Anonymous 0 Comments

They don’t give a flick if you like it or not.

We’ve given up on corks for most wines in Australia because screwcaps don’t have this problem. But the server is politely letting you check the wine before serving it out and leaving so you can check it hasn’t gone bad. If it has, they just bring another one.

Anonymous 0 Comments

It’s not about if you like it or not, that is done so you can make sure the wine hasn’t gone bad, if indeed it’s bad you should get a new bottle or choose a different wine. If you simply don’t like it you still have to pay for it wether you drink it or not

Anonymous 0 Comments

Nearly everyone is saying • to discern whether the wine has gone bad • to determine if the wine is corked • etc.

But there are still rare exceptions. I attended a wedding dinner at a snooty restaurant with a wine list the size of an old Manhattan phone book, and one V.I.P. ordered a $300 bottle, specific vineyard, specific year, etc …

**From the taste**, he could determine it was not what was ordered, apparently an adjacent year — so he refused it.

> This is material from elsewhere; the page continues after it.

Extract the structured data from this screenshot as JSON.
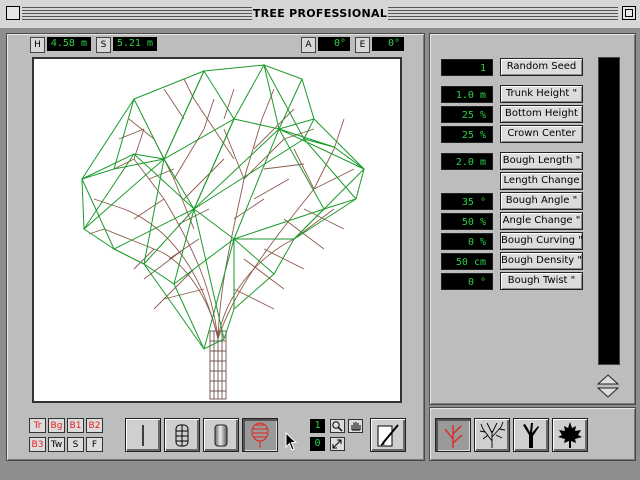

Both the sommelier and the house manager came by the table and apologized **profusely** for the error.

(And I’m guessing the back-of-house staff got to enjoy a $295 bottle of wine for themselves!)

Anonymous 0 Comments

I’ve rejected a bottle once. It was at an important to me corporate dinner meeting, and it was a very expensive bottle. The cork had wine stains up to the top of the cork. For some reason I was chosen to taste. Didn’t like. Made a comment. Boss gave me a strong side eye.

Had them pour another sip to a French colleague who stated “Zis is not of the same quality” and we got a new bottle brought out.

Anonymous 0 Comments

The sample is to check if the wine has gone bad.

Because wines can be stored for a long time, there is a chance for them to go bad due to imperfect seals, imperfect storing conditions, a bad batch, etc.

If it has turned into vinegar or had some other drop in quality, the customer can return it.

Anonymous 0 Comments

While this is true for ordering a bottle, I should note if you’re ordering by the glass and especially at less snooty restaurants you definitely can ask for a taste before your make up your mind. They often will have an open bottle and there’s no harm in pouring a small sample.

But if you’re ordering a whole expensive bottle it’s a whole different ball game.